Your answer should be every line with the word "properly", copied from the data below.

[Component data from apps and pages]
++++

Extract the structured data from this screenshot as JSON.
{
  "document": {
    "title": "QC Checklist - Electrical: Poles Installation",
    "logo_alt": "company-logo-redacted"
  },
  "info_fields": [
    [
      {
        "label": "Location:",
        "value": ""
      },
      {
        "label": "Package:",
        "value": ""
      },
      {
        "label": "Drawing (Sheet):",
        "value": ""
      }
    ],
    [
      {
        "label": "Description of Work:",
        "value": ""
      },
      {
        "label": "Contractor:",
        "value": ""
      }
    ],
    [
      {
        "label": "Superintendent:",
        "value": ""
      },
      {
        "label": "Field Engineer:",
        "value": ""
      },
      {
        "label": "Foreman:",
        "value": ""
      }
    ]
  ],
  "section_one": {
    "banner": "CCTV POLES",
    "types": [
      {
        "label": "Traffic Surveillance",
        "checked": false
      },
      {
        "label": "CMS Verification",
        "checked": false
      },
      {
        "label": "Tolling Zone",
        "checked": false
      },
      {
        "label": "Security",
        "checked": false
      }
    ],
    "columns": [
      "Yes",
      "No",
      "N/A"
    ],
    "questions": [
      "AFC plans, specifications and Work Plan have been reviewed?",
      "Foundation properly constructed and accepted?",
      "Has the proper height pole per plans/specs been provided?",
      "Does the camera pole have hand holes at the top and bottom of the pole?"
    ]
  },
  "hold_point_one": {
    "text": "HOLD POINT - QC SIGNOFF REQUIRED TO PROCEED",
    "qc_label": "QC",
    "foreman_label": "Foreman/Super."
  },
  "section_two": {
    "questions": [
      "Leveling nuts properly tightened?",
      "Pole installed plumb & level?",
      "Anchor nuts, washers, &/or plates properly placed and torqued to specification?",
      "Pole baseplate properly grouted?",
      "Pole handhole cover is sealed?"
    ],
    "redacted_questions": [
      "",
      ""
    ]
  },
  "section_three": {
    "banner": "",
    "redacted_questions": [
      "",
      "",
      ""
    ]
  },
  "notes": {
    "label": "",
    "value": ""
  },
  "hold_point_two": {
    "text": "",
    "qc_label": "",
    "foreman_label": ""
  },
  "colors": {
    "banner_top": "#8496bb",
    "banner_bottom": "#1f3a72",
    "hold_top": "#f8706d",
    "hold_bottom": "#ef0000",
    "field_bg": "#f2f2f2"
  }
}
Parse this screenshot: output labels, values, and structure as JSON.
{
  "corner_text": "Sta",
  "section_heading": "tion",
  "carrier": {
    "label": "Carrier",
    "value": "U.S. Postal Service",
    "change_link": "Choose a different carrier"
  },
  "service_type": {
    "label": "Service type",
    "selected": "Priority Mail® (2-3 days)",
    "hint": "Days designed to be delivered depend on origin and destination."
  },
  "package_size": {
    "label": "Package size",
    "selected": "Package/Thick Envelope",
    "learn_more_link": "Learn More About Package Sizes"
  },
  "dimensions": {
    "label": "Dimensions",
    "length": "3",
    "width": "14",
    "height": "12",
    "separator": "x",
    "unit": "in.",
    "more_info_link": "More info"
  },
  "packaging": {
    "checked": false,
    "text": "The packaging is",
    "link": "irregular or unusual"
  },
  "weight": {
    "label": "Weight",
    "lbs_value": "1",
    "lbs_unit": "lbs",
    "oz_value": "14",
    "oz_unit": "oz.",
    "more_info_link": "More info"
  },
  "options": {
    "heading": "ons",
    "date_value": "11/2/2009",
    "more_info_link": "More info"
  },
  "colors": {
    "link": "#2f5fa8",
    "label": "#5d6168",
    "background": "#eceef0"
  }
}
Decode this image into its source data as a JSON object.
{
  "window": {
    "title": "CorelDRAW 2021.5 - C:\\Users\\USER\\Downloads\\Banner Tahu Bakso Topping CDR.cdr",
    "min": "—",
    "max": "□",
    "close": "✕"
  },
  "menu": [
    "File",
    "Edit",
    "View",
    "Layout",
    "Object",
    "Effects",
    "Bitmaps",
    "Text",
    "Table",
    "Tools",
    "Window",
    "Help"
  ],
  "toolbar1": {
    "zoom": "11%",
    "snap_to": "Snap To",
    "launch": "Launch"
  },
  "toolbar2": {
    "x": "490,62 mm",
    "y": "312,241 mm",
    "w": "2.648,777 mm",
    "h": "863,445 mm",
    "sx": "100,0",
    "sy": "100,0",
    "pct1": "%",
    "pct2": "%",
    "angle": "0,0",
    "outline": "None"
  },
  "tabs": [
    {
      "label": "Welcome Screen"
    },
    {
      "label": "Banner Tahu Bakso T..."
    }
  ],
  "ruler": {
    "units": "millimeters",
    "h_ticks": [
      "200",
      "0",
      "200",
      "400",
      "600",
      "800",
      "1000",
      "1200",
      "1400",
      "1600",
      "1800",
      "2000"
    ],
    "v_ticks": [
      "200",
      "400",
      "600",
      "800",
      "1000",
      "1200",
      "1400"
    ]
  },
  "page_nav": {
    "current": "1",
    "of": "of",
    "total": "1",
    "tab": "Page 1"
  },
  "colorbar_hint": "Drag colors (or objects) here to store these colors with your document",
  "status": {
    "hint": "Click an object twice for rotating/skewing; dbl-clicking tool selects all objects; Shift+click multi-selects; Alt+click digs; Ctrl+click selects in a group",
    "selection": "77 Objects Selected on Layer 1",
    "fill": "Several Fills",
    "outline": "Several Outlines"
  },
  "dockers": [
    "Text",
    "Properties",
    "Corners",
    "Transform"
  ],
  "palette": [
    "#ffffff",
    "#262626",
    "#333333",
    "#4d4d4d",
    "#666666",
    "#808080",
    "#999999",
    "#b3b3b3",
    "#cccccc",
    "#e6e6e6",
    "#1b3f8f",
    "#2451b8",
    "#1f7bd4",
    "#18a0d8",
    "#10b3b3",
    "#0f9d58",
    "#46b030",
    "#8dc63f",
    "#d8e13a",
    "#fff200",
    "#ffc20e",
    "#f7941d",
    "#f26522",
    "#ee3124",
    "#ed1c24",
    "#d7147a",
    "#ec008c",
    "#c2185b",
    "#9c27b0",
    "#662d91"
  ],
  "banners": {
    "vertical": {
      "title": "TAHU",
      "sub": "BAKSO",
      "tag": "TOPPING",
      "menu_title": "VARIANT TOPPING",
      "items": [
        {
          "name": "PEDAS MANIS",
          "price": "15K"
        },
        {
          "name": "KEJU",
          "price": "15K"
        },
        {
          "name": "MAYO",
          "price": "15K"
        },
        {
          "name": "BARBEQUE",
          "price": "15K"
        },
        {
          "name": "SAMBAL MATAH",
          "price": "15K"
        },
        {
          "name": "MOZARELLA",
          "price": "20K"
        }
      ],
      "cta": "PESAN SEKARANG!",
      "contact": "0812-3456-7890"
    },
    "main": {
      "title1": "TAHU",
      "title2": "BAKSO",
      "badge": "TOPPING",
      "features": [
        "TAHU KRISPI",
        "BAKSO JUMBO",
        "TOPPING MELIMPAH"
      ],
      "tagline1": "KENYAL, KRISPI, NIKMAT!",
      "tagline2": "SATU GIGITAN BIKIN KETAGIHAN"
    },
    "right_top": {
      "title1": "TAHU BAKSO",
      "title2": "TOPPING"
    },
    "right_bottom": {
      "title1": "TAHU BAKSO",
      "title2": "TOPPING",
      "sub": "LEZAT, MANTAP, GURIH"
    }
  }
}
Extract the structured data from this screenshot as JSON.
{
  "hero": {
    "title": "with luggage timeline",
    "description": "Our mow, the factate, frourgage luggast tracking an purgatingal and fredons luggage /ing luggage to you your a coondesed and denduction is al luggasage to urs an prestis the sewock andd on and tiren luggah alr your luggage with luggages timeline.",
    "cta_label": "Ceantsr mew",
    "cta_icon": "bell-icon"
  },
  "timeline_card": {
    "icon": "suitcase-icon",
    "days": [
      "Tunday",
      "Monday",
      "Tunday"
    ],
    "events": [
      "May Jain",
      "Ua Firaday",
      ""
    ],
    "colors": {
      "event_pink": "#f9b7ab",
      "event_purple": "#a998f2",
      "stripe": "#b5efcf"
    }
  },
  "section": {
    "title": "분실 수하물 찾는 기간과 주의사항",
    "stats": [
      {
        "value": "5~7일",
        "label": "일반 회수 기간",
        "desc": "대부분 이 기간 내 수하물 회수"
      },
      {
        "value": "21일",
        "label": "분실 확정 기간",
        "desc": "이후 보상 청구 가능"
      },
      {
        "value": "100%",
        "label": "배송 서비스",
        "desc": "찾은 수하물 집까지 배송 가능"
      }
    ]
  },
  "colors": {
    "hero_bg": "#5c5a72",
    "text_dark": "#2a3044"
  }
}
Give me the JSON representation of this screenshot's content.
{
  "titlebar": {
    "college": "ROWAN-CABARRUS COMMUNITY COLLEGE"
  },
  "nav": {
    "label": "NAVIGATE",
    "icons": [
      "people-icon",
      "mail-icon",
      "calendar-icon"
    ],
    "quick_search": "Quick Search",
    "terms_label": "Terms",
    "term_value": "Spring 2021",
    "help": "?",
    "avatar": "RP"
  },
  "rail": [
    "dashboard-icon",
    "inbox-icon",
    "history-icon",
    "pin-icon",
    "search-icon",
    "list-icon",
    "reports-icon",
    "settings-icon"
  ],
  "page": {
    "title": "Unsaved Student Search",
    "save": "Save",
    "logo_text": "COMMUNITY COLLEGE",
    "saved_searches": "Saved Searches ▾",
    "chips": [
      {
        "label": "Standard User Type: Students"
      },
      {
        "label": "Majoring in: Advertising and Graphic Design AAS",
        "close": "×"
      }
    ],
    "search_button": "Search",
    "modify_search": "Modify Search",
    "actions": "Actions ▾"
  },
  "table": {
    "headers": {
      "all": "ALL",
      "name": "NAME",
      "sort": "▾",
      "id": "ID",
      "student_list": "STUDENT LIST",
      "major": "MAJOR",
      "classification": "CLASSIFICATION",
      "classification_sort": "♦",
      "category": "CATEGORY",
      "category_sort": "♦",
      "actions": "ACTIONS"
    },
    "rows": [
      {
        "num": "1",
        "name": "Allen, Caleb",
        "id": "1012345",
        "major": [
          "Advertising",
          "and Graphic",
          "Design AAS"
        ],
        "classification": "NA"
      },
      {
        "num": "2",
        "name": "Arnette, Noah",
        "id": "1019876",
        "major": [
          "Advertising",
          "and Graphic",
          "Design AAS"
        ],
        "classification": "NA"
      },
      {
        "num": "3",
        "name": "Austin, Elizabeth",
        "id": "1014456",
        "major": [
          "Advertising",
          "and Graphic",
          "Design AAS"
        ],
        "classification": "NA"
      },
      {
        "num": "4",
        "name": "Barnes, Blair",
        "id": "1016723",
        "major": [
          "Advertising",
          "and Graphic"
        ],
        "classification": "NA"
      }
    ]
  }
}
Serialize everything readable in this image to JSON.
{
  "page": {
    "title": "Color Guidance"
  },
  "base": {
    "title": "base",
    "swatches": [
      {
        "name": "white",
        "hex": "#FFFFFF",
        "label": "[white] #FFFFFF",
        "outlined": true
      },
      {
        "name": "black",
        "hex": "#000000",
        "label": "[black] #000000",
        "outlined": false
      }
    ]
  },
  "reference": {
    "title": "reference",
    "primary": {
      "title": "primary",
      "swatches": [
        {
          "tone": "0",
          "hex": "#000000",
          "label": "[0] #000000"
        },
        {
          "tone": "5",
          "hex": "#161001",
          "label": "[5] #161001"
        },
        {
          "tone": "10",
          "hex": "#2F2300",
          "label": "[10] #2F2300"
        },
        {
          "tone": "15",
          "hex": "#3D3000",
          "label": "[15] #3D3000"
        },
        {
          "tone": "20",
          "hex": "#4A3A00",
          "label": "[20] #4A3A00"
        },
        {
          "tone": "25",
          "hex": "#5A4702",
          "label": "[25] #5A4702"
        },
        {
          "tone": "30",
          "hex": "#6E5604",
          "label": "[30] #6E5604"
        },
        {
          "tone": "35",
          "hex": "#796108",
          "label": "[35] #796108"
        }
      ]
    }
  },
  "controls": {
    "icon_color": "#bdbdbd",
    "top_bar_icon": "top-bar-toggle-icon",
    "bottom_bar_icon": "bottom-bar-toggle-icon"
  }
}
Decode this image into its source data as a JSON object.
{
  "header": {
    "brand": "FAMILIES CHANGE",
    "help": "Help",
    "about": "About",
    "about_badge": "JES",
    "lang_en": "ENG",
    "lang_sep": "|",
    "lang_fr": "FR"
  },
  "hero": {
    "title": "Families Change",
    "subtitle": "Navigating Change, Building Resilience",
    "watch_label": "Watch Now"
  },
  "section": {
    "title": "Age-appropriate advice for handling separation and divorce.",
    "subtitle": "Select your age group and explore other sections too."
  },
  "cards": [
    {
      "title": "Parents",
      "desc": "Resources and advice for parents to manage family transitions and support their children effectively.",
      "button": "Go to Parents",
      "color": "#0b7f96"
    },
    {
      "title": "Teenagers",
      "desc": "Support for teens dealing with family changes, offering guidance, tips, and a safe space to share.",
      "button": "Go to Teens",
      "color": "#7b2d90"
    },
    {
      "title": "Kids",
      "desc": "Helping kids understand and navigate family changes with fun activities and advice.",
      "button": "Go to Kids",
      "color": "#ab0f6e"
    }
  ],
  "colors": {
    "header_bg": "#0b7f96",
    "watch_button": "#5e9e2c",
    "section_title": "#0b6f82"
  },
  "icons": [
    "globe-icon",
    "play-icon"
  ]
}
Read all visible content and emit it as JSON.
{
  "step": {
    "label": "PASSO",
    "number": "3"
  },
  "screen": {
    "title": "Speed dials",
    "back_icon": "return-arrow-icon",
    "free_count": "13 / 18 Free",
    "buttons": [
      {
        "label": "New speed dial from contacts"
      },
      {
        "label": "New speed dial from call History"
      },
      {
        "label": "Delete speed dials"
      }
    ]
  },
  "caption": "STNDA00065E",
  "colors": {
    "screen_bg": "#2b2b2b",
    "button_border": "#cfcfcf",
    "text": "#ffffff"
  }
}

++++

**Reply**:
      "Foundation properly constructed and accepted?",
      "Leveling nuts properly tightened?",
      "Anchor nuts, washers, &/or plates properly placed and torqued to specification?",
      "Pole baseplate properly grouted?",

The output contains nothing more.